As we walked along the old British-built track, deep pockmarks marked nearby ground pounded by shelling during the battles here more than 70 years ago.
Around a mile away near a fork in the lane leading to Htoe Lai village we found the remains of another British camp.
Shortly beyond this in a site surrounded by rhododendron trees with flame-red flowers is the spot locals call the “white” cemetery.
It contains the remains of British soldiers who died at the hands of Chin patriotic forces resisting the colonial annexation of the Chin Hills in the late 1880s.
More than a half-century later, Japanese soldiers also met their end in these remote mountains that are occasionally visited by relatives of the fallen who come to pay their respects.
Some seek out information in Thaing Ngai and Kaw Hsab villages, where the grandchildren of Chin troops who fought with the British still treasure their relatives’ ageing guns, knives and military uniforms. Some villagers also have Japanese knives and bayonets.
Before the British incursion of 1887 the Thongmual area was ruled by Chin chiefs whose hereditary political order and culture was to receive a profound shock just ahead of the turn of the 20th century.
Vum Ko Hau, a former Chin leader and a descendant of local chiefs, documented the period in a 1963 book “Profile of a Burma Frontier Man.”
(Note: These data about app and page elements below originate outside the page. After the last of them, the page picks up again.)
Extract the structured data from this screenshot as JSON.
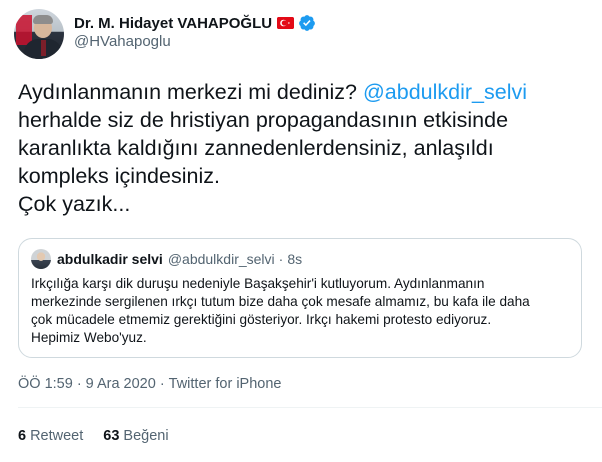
{
  "author": {
    "display_name": "Dr. M. Hidayet VAHAPOĞLU",
    "handle": "@HVahapoglu",
    "flag_icon": "turkey-flag-icon",
    "verified_icon": "verified-badge-icon",
    "verified_color": "#1d9bf0"
  },
  "tweet": {
    "lines": [
      {
        "before": "Aydınlanmanın merkezi mi dediniz? ",
        "mention": "@abdulkdir_selvi",
        "after": ""
      },
      {
        "before": "herhalde siz de hristiyan propagandasının etkisinde",
        "mention": "",
        "after": ""
      },
      {
        "before": "karanlıkta kaldığını zannedenlerdensiniz, anlaşıldı",
        "mention": "",
        "after": ""
      },
      {
        "before": "kompleks içindesiniz.",
        "mention": "",
        "after": ""
      },
      {
        "before": "Çok yazık...",
        "mention": "",
        "after": ""
      }
    ]
  },
  "quote": {
    "name": "abdulkadir selvi",
    "handle": "@abdulkdir_selvi",
    "dot": "·",
    "time": "8s",
    "lines": [
      "Irkçılığa karşı dik duruşu nedeniyle Başakşehir'i kutluyorum. Aydınlanmanın",
      "merkezinde sergilenen ırkçı tutum bize daha çok mesafe almamız, bu kafa ile daha",
      "çok mücadele etmemiz gerektiğini gösteriyor. Irkçı hakemi protesto ediyoruz.",
      "Hepimiz Webo'yuz."
    ]
  },
  "meta": {
    "time": "ÖÖ 1:59",
    "date": "9 Ara 2020",
    "source": "Twitter for iPhone",
    "sep": "·"
  },
  "stats": {
    "retweets_count": "6",
    "retweets_label": "Retweet",
    "likes_count": "63",
    "likes_label": "Beğeni"
  },
  "colors": {
    "accent": "#1d9bf0",
    "text": "#0f1419",
    "secondary": "#536471",
    "border": "#cfd9de",
    "flag_red": "#e30a17"
  }
}
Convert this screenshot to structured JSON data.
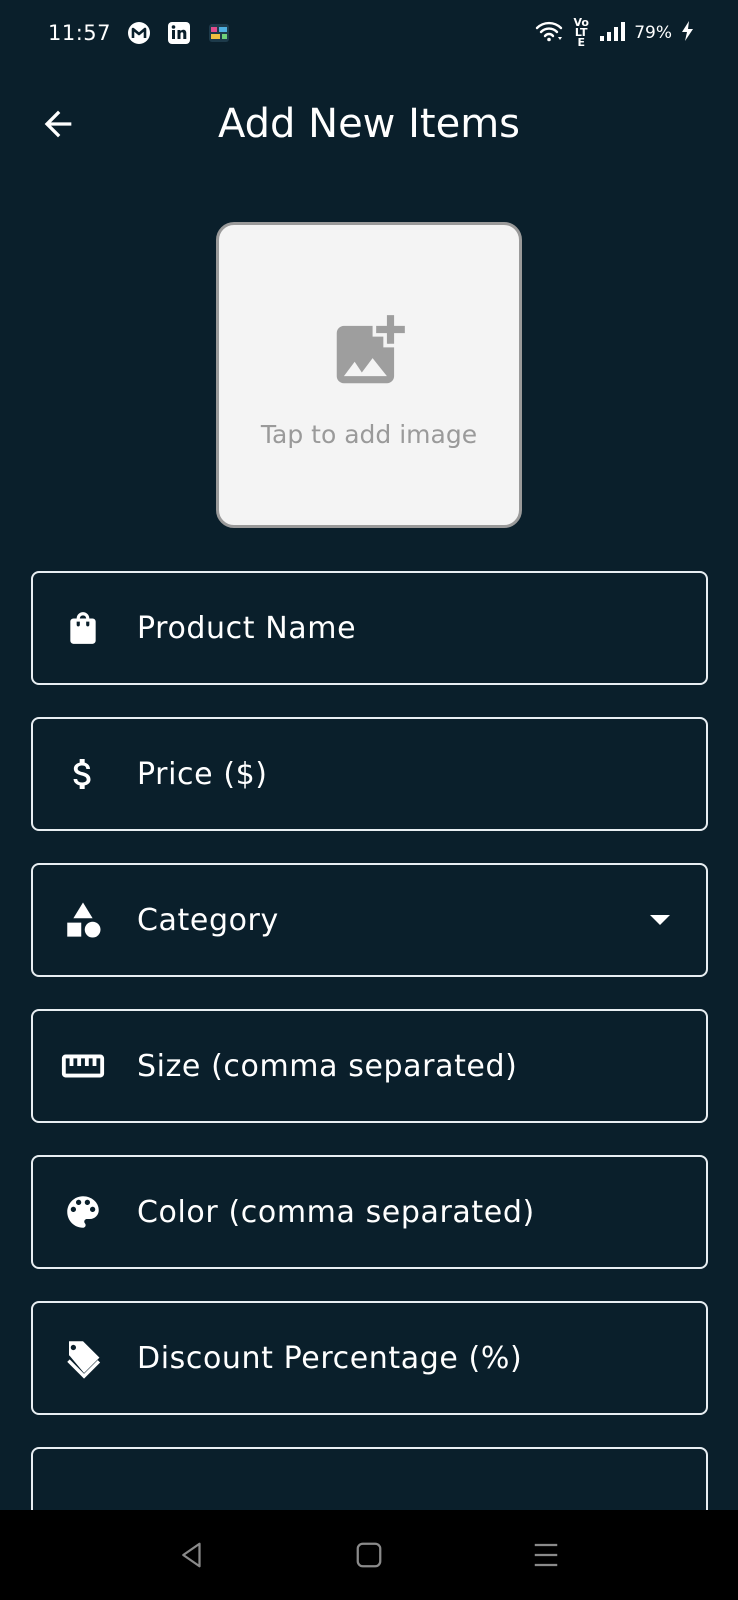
{
  "status_bar": {
    "time": "11:57",
    "battery_percent": "79%",
    "network": "Vo LTE",
    "icons": [
      "gmail-icon",
      "linkedin-icon",
      "app-icon",
      "wifi-icon",
      "volte-icon",
      "signal-icon",
      "battery-charging-icon"
    ]
  },
  "app_bar": {
    "title": "Add New Items",
    "back_icon": "arrow-left-icon"
  },
  "image_picker": {
    "label": "Tap to add image",
    "icon": "add-photo-icon"
  },
  "form": {
    "product_name": {
      "placeholder": "Product Name",
      "icon": "shopping-bag-icon"
    },
    "price": {
      "placeholder": "Price ($)",
      "icon": "dollar-icon"
    },
    "category": {
      "placeholder": "Category",
      "icon": "category-shapes-icon"
    },
    "size": {
      "placeholder": "Size (comma separated)",
      "icon": "ruler-icon"
    },
    "color": {
      "placeholder": "Color (comma separated)",
      "icon": "palette-icon"
    },
    "discount": {
      "placeholder": "Discount Percentage (%)",
      "icon": "tag-icon"
    }
  },
  "colors": {
    "background": "#0a1f2b",
    "field_border": "#e8eef2",
    "picker_bg": "#f4f4f4",
    "picker_text": "#9a9a9a"
  }
}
“It was a great bewilderment for Chief Hausapu Thuk Kham and other Siyin chiefs and heroes who never knew defeat, to think that a foreign army could succeed in occupying the whole Siyin valley,” wrote Vum Ko Hau of the world that was lost after Sir George White’s expeditions to subdue the Chin Hills.
This story first appeared in the February 2015 print edition of The Irrawaddy magazine.